• Your objective: Copy all records exactly, excluding images.
--- The data Enclosed Below ---
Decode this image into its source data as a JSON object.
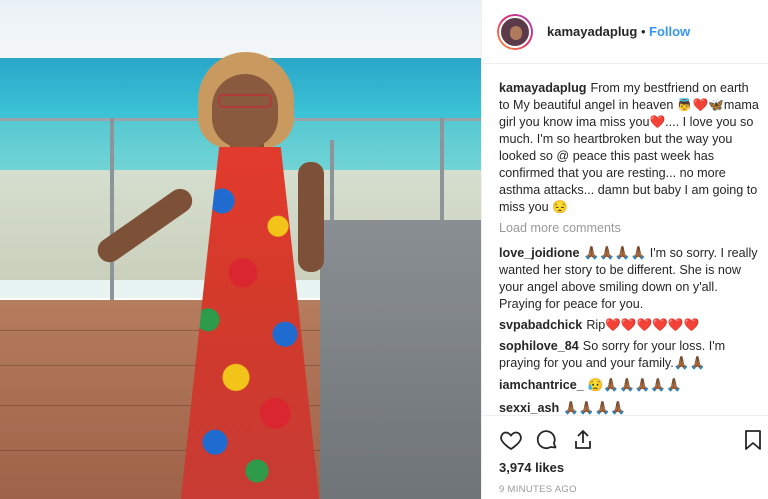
{
  "post": {
    "username": "kamayadaplug",
    "dot": "•",
    "follow_label": "Follow",
    "caption_user": "kamayadaplug",
    "caption_text": "From my bestfriend on earth to My beautiful angel in heaven 👼❤️🦋mama girl you know ima miss you❤️.... I love you so much. I'm so heartbroken but the way you looked so @ peace this past week has confirmed that you are resting... no more asthma attacks... damn but baby I am going to miss you 😔",
    "load_more": "Load more comments",
    "comments": [
      {
        "user": "love_joidione",
        "text": "🙏🏾🙏🏾🙏🏾🙏🏾 I'm so sorry. I really wanted her story to be different. She is now your angel above smiling down on y'all. Praying for peace for you."
      },
      {
        "user": "svpabadchick",
        "text": "Rip❤️❤️❤️❤️❤️❤️"
      },
      {
        "user": "sophilove_84",
        "text": "So sorry for your loss. I'm praying for you and your family.🙏🏾🙏🏾"
      },
      {
        "user": "iamchantrice_",
        "text": "😥🙏🏾🙏🏾🙏🏾🙏🏾🙏🏾"
      },
      {
        "user": "sexxi_ash",
        "text": "🙏🏾🙏🏾🙏🏾🙏🏾"
      }
    ],
    "likes": "3,974 likes",
    "time": "9 MINUTES AGO"
  },
  "icons": [
    "heart-icon",
    "comment-icon",
    "share-icon",
    "bookmark-icon"
  ],
  "colors": {
    "follow": "#3897f0",
    "muted": "#999999",
    "text": "#262626"
  }
}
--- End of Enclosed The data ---
• Answer to this problem:
Decode this image into its source data as a JSON object.
{
  "post": {
    "username": "kamayadaplug",
    "dot": "•",
    "follow_label": "Follow",
    "caption_user": "kamayadaplug",
    "caption_text": "From my bestfriend on earth to My beautiful angel in heaven 👼❤️🦋mama girl you know ima miss you❤️.... I love you so much. I'm so heartbroken but the way you looked so @ peace this past week has confirmed that you are resting... no more asthma attacks... damn but baby I am going to miss you 😔",
    "load_more": "Load more comments",
    "comments": [
      {
        "user": "love_joidione",
        "text": "🙏🏾🙏🏾🙏🏾🙏🏾 I'm so sorry. I really wanted her story to be different. She is now your angel above smiling down on y'all. Praying for peace for you."
      },
      {
        "user": "svpabadchick",
        "text": "Rip❤️❤️❤️❤️❤️❤️"
      },
      {
        "user": "sophilove_84",
        "text": "So sorry for your loss. I'm praying for you and your family.🙏🏾🙏🏾"
      },
      {
        "user": "iamchantrice_",
        "text": "😥🙏🏾🙏🏾🙏🏾🙏🏾🙏🏾"
      },
      {
        "user": "sexxi_ash",
        "text": "🙏🏾🙏🏾🙏🏾🙏🏾"
      }
    ],
    "likes": "3,974 likes",
    "time": "9 MINUTES AGO"
  },
  "icons": [
    "heart-icon",
    "comment-icon",
    "share-icon",
    "bookmark-icon"
  ],
  "colors": {
    "follow": "#3897f0",
    "muted": "#999999",
    "text": "#262626"
  }
}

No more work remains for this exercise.